*** EXERCISE MATERIALS Section Begins ***

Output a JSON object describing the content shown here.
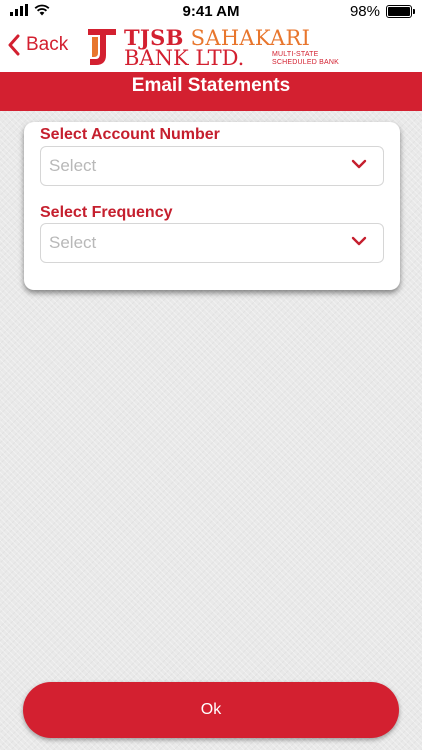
{
  "status_bar": {
    "time": "9:41 AM",
    "battery": "98%",
    "battery_level": 0.98,
    "icons": [
      "signal-icon",
      "wifi-icon",
      "battery-icon"
    ]
  },
  "nav": {
    "back_label": "Back",
    "back_icon": "chevron-left-icon",
    "logo": {
      "line1_a": "TJSB",
      "line1_b": "SAHAKARI",
      "line2": "BANK LTD.",
      "tag_line1": "MULTI-STATE",
      "tag_line2": "SCHEDULED BANK"
    }
  },
  "page": {
    "title": "Email Statements"
  },
  "form": {
    "account_label": "Select Account Number",
    "account_placeholder": "Select",
    "frequency_label": "Select Frequency",
    "frequency_placeholder": "Select",
    "dropdown_icon": "chevron-down-icon"
  },
  "actions": {
    "ok_label": "Ok"
  },
  "colors": {
    "brand_red": "#d32030",
    "brand_orange": "#e8762d",
    "placeholder_gray": "#b8b8b8",
    "background_gray": "#e9e9e9"
  }
}
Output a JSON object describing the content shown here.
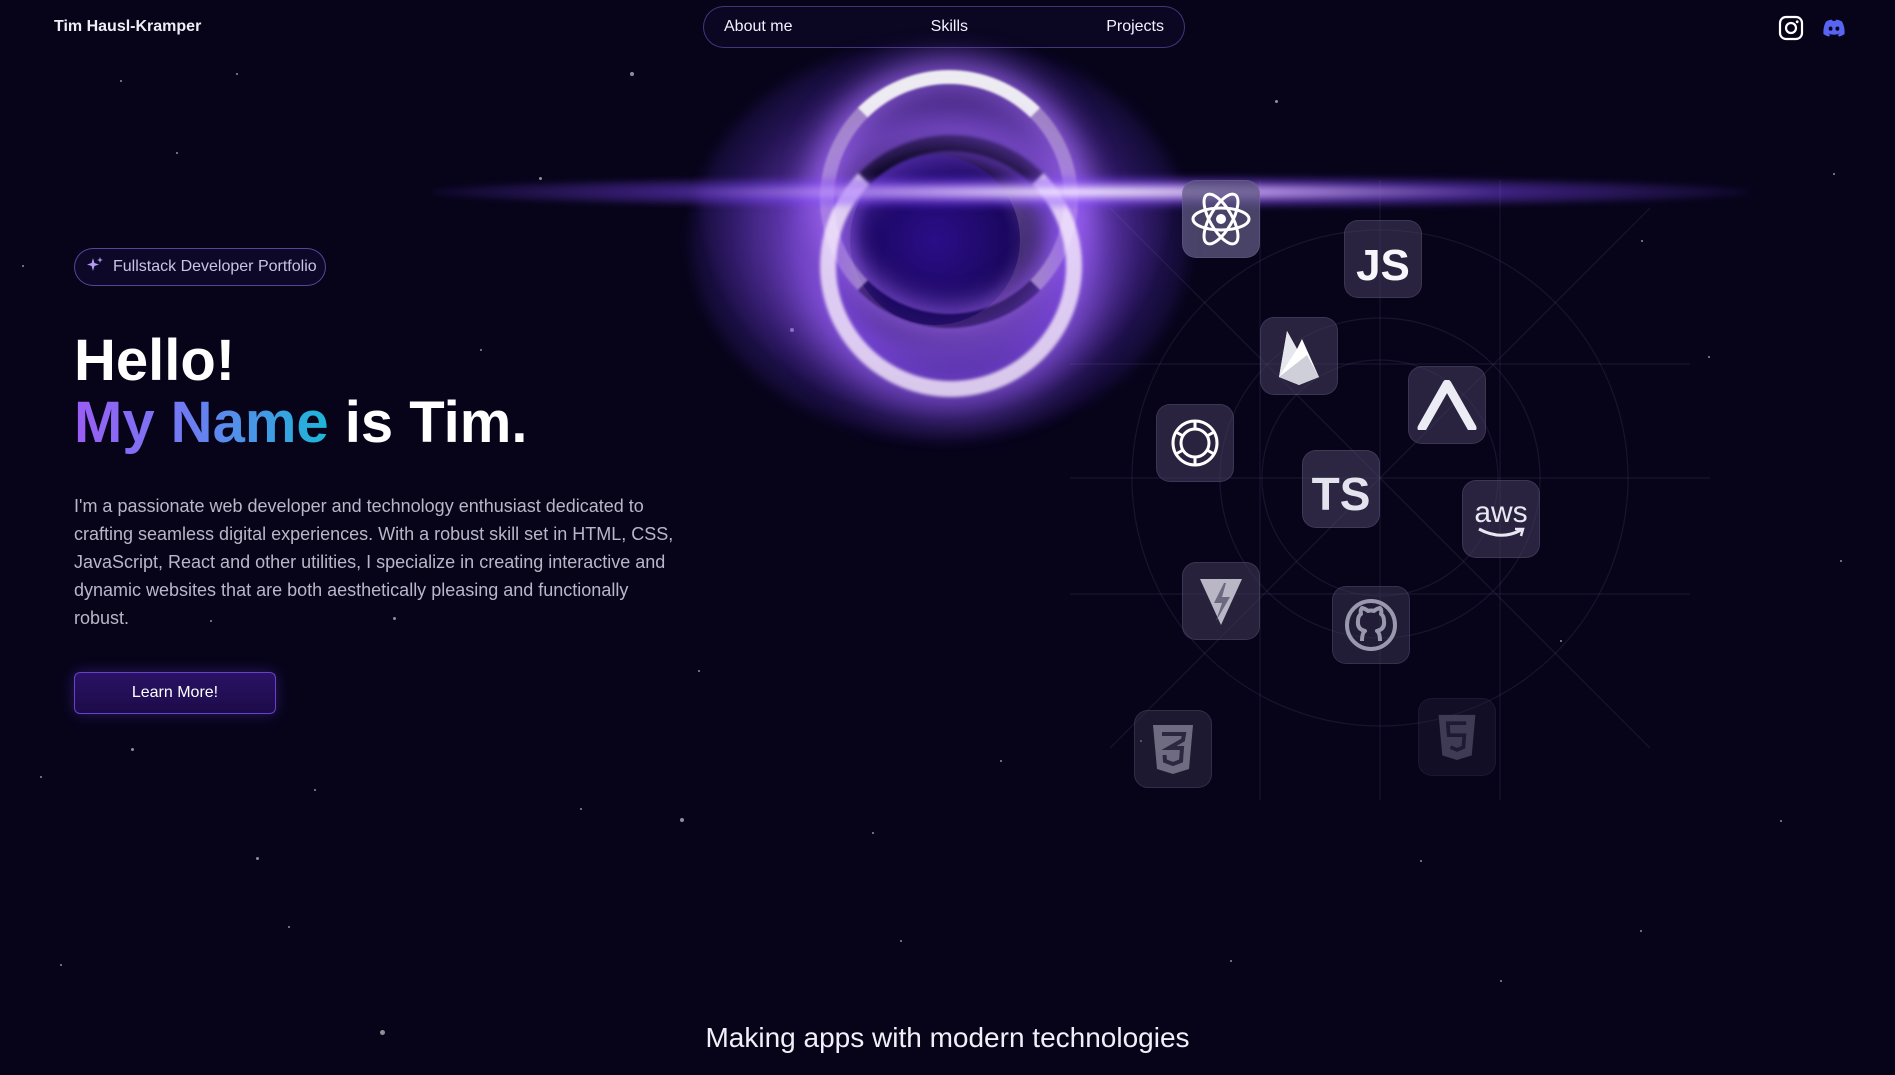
{
  "header": {
    "brand": "Tim Hausl-Kramper",
    "nav": [
      "About me",
      "Skills",
      "Projects"
    ],
    "social": [
      {
        "name": "instagram-icon",
        "color": "#ffffff"
      },
      {
        "name": "discord-icon",
        "color": "#5865F2"
      }
    ]
  },
  "hero": {
    "badge": "Fullstack Developer Portfolio",
    "greeting": "Hello!",
    "name_highlight": "My Name",
    "name_rest": "is Tim.",
    "bio": "I'm a passionate web developer and technology enthusiast dedicated to crafting seamless digital experiences. With a robust skill set in HTML, CSS, JavaScript, React and other utilities, I specialize in creating interactive and dynamic websites that are both aesthetically pleasing and functionally robust.",
    "cta": "Learn More!"
  },
  "skills": {
    "js_label": "JS",
    "ts_label": "TS",
    "aws_label": "aws",
    "icons": [
      "react-icon",
      "javascript-icon",
      "firebase-icon",
      "vercel-icon",
      "openai-icon",
      "typescript-icon",
      "aws-icon",
      "vite-icon",
      "github-icon",
      "css3-icon",
      "html5-icon"
    ]
  },
  "section_title": "Making apps with modern technologies",
  "colors": {
    "background": "#07041a",
    "accent_purple": "#9b5df5",
    "accent_cyan": "#1cb6d8"
  }
}
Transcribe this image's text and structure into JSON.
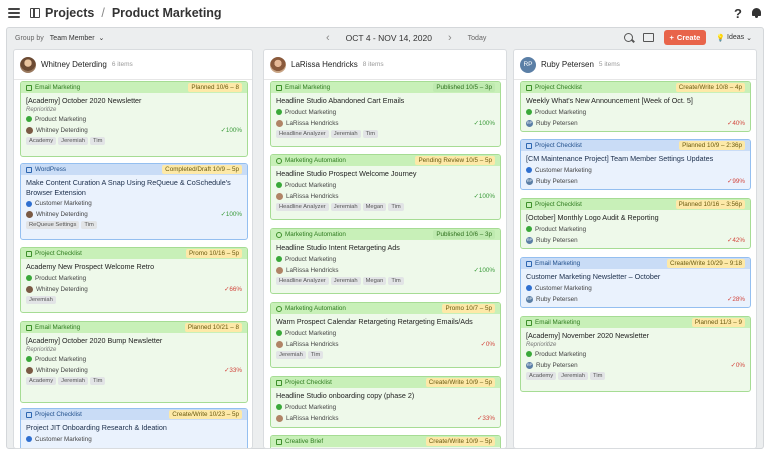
{
  "header": {
    "crumb_projects": "Projects",
    "crumb_separator": "/",
    "crumb_current": "Product Marketing",
    "help": "?"
  },
  "toolbar": {
    "group_label": "Group by",
    "group_value": "Team Member",
    "date_range": "OCT 4 - NOV 14, 2020",
    "today": "Today",
    "create_label": "Create",
    "ideas_label": "Ideas"
  },
  "columns": [
    {
      "name": "Whitney Deterding",
      "count": "6 items",
      "cards": [
        {
          "type": "Email Marketing",
          "status": "Planned 10/6 – 8",
          "color": "green",
          "title": "[Academy] October 2020 Newsletter",
          "note": "Reprioritize",
          "project": "Product Marketing",
          "project_color": "green",
          "owner": "Whitney Deterding",
          "progress": "100%",
          "tags": [
            "Academy",
            "Jeremiah",
            "Tim"
          ]
        },
        {
          "type": "WordPress",
          "status": "Completed/Draft 10/9 – 5p",
          "color": "blue",
          "title": "Make Content Curation A Snap Using ReQueue & CoSchedule's Browser Extension",
          "project": "Customer Marketing",
          "project_color": "blue",
          "owner": "Whitney Deterding",
          "progress": "100%",
          "tags": [
            "ReQueue Settings",
            "Tim"
          ]
        },
        {
          "type": "Project Checklist",
          "status": "Promo 10/16 – 5p",
          "color": "green",
          "title": "Academy New Prospect Welcome Retro",
          "project": "Product Marketing",
          "project_color": "green",
          "owner": "Whitney Deterding",
          "progress": "66%",
          "tags": [
            "Jeremiah"
          ]
        },
        {
          "type": "Email Marketing",
          "status": "Planned 10/21 – 8",
          "color": "green",
          "title": "[Academy] October 2020 Bump Newsletter",
          "note": "Reprioritize",
          "project": "Product Marketing",
          "project_color": "green",
          "owner": "Whitney Deterding",
          "progress": "33%",
          "tags": [
            "Academy",
            "Jeremiah",
            "Tim"
          ]
        },
        {
          "type": "Project Checklist",
          "status": "Create/Write 10/23 – 5p",
          "color": "blue",
          "title": "Project JIT Onboarding Research & Ideation",
          "project": "Customer Marketing",
          "project_color": "blue"
        }
      ]
    },
    {
      "name": "LaRissa Hendricks",
      "count": "8 items",
      "cards": [
        {
          "type": "Email Marketing",
          "status": "Published 10/5 – 3p",
          "color": "green",
          "title": "Headline Studio Abandoned Cart Emails",
          "project": "Product Marketing",
          "project_color": "green",
          "owner": "LaRissa Hendricks",
          "progress": "100%",
          "tags": [
            "Headline Analyzer",
            "Jeremiah",
            "Tim"
          ]
        },
        {
          "type": "Marketing Automation",
          "status": "Pending Review 10/5 – 5p",
          "color": "green",
          "title": "Headline Studio Prospect Welcome Journey",
          "project": "Product Marketing",
          "project_color": "green",
          "owner": "LaRissa Hendricks",
          "progress": "100%",
          "tags": [
            "Headline Analyzer",
            "Jeremiah",
            "Megan",
            "Tim"
          ]
        },
        {
          "type": "Marketing Automation",
          "status": "Published 10/6 – 3p",
          "color": "green",
          "title": "Headline Studio Intent Retargeting Ads",
          "project": "Product Marketing",
          "project_color": "green",
          "owner": "LaRissa Hendricks",
          "progress": "100%",
          "tags": [
            "Headline Analyzer",
            "Jeremiah",
            "Megan",
            "Tim"
          ]
        },
        {
          "type": "Marketing Automation",
          "status": "Promo 10/7 – 5p",
          "color": "green",
          "title": "Warm Prospect Calendar Retargeting Retargeting Emails/Ads",
          "project": "Product Marketing",
          "project_color": "green",
          "owner": "LaRissa Hendricks",
          "progress": "0%",
          "tags": [
            "Jeremiah",
            "Tim"
          ]
        },
        {
          "type": "Project Checklist",
          "status": "Create/Write 10/9 – 5p",
          "color": "green",
          "title": "Headline Studio onboarding copy (phase 2)",
          "project": "Product Marketing",
          "project_color": "green",
          "owner": "LaRissa Hendricks",
          "progress": "33%"
        },
        {
          "type": "Creative Brief",
          "status": "Create/Write 10/9 – 5p",
          "color": "green"
        }
      ]
    },
    {
      "name": "Ruby Petersen",
      "count": "5 items",
      "initials": "RP",
      "cards": [
        {
          "type": "Project Checklist",
          "status": "Create/Write 10/8 – 4p",
          "color": "green",
          "title": "Weekly What's New Announcement [Week of Oct. 5]",
          "project": "Product Marketing",
          "project_color": "green",
          "owner": "Ruby Petersen",
          "progress": "40%"
        },
        {
          "type": "Project Checklist",
          "status": "Planned 10/9 – 2:36p",
          "color": "blue",
          "title": "[CM Maintenance Project] Team Member Settings Updates",
          "project": "Customer Marketing",
          "project_color": "blue",
          "owner": "Ruby Petersen",
          "progress": "99%"
        },
        {
          "type": "Project Checklist",
          "status": "Planned 10/16 – 3:56p",
          "color": "green",
          "title": "[October] Monthly Logo Audit & Reporting",
          "project": "Product Marketing",
          "project_color": "green",
          "owner": "Ruby Petersen",
          "progress": "42%"
        },
        {
          "type": "Email Marketing",
          "status": "Create/Write 10/29 – 9:18",
          "color": "blue",
          "title": "Customer Marketing Newsletter – October",
          "project": "Customer Marketing",
          "project_color": "blue",
          "owner": "Ruby Petersen",
          "progress": "28%"
        },
        {
          "type": "Email Marketing",
          "status": "Planned 11/3 – 9",
          "color": "green",
          "title": "[Academy] November 2020 Newsletter",
          "note": "Reprioritize",
          "project": "Product Marketing",
          "project_color": "green",
          "owner": "Ruby Petersen",
          "progress": "0%",
          "tags": [
            "Academy",
            "Jeremiah",
            "Tim"
          ]
        }
      ]
    }
  ]
}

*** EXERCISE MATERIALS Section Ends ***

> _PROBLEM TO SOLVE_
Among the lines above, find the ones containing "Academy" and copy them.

> _SOLUTION TO THIS EXERCISE_
          "title": "[Academy] October 2020 Newsletter",
            "Academy",
          "title": "Academy New Prospect Welcome Retro",
          "title": "[Academy] October 2020 Bump Newsletter",
            "Academy",
          "title": "[Academy] November 2020 Newsletter",
            "Academy",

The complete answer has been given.